## Problem to work on
Your answer should be the complete data, copied exactly.

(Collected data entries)
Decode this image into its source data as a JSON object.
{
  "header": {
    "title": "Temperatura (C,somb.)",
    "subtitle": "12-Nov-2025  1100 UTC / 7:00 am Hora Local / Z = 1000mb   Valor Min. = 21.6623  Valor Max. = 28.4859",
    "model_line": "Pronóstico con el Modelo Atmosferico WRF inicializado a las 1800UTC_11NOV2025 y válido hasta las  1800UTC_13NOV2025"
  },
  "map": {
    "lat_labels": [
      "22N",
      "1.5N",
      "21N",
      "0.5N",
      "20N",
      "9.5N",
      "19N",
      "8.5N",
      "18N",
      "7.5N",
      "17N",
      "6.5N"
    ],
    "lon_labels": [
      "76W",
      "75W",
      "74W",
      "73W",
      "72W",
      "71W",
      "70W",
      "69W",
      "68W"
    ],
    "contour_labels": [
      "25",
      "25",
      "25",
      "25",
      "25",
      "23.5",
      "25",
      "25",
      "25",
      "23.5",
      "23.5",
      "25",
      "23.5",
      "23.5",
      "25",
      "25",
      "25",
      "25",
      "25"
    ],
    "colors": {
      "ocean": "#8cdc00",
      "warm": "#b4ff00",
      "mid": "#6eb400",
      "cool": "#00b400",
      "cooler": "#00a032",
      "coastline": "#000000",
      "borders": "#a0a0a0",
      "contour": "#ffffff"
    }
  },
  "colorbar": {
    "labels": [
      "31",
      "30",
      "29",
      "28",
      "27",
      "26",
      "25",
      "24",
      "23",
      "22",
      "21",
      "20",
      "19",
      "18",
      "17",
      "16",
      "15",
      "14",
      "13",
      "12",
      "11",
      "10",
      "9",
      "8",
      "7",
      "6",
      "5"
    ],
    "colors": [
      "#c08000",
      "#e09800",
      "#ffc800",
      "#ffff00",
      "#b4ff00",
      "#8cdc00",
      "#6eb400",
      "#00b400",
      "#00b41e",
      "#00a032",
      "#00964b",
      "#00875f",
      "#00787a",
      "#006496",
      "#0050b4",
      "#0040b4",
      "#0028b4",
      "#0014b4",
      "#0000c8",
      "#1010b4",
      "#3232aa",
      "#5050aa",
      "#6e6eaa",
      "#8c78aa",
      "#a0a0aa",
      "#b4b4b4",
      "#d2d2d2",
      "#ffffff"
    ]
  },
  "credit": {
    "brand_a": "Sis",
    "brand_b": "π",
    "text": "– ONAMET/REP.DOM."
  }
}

## Reply
Decode this image into its source data as a JSON object.
{
  "header": {
    "title": "Temperatura (C,somb.)",
    "subtitle": "12-Nov-2025  1100 UTC / 7:00 am Hora Local / Z = 1000mb   Valor Min. = 21.6623  Valor Max. = 28.4859",
    "model_line": "Pronóstico con el Modelo Atmosferico WRF inicializado a las 1800UTC_11NOV2025 y válido hasta las  1800UTC_13NOV2025"
  },
  "map": {
    "lat_labels": [
      "22N",
      "1.5N",
      "21N",
      "0.5N",
      "20N",
      "9.5N",
      "19N",
      "8.5N",
      "18N",
      "7.5N",
      "17N",
      "6.5N"
    ],
    "lon_labels": [
      "76W",
      "75W",
      "74W",
      "73W",
      "72W",
      "71W",
      "70W",
      "69W",
      "68W"
    ],
    "contour_labels": [
      "25",
      "25",
      "25",
      "25",
      "25",
      "23.5",
      "25",
      "25",
      "25",
      "23.5",
      "23.5",
      "25",
      "23.5",
      "23.5",
      "25",
      "25",
      "25",
      "25",
      "25"
    ],
    "colors": {
      "ocean": "#8cdc00",
      "warm": "#b4ff00",
      "mid": "#6eb400",
      "cool": "#00b400",
      "cooler": "#00a032",
      "coastline": "#000000",
      "borders": "#a0a0a0",
      "contour": "#ffffff"
    }
  },
  "colorbar": {
    "labels": [
      "31",
      "30",
      "29",
      "28",
      "27",
      "26",
      "25",
      "24",
      "23",
      "22",
      "21",
      "20",
      "19",
      "18",
      "17",
      "16",
      "15",
      "14",
      "13",
      "12",
      "11",
      "10",
      "9",
      "8",
      "7",
      "6",
      "5"
    ],
    "colors": [
      "#c08000",
      "#e09800",
      "#ffc800",
      "#ffff00",
      "#b4ff00",
      "#8cdc00",
      "#6eb400",
      "#00b400",
      "#00b41e",
      "#00a032",
      "#00964b",
      "#00875f",
      "#00787a",
      "#006496",
      "#0050b4",
      "#0040b4",
      "#0028b4",
      "#0014b4",
      "#0000c8",
      "#1010b4",
      "#3232aa",
      "#5050aa",
      "#6e6eaa",
      "#8c78aa",
      "#a0a0aa",
      "#b4b4b4",
      "#d2d2d2",
      "#ffffff"
    ]
  },
  "credit": {
    "brand_a": "Sis",
    "brand_b": "π",
    "text": "– ONAMET/REP.DOM."
  }
}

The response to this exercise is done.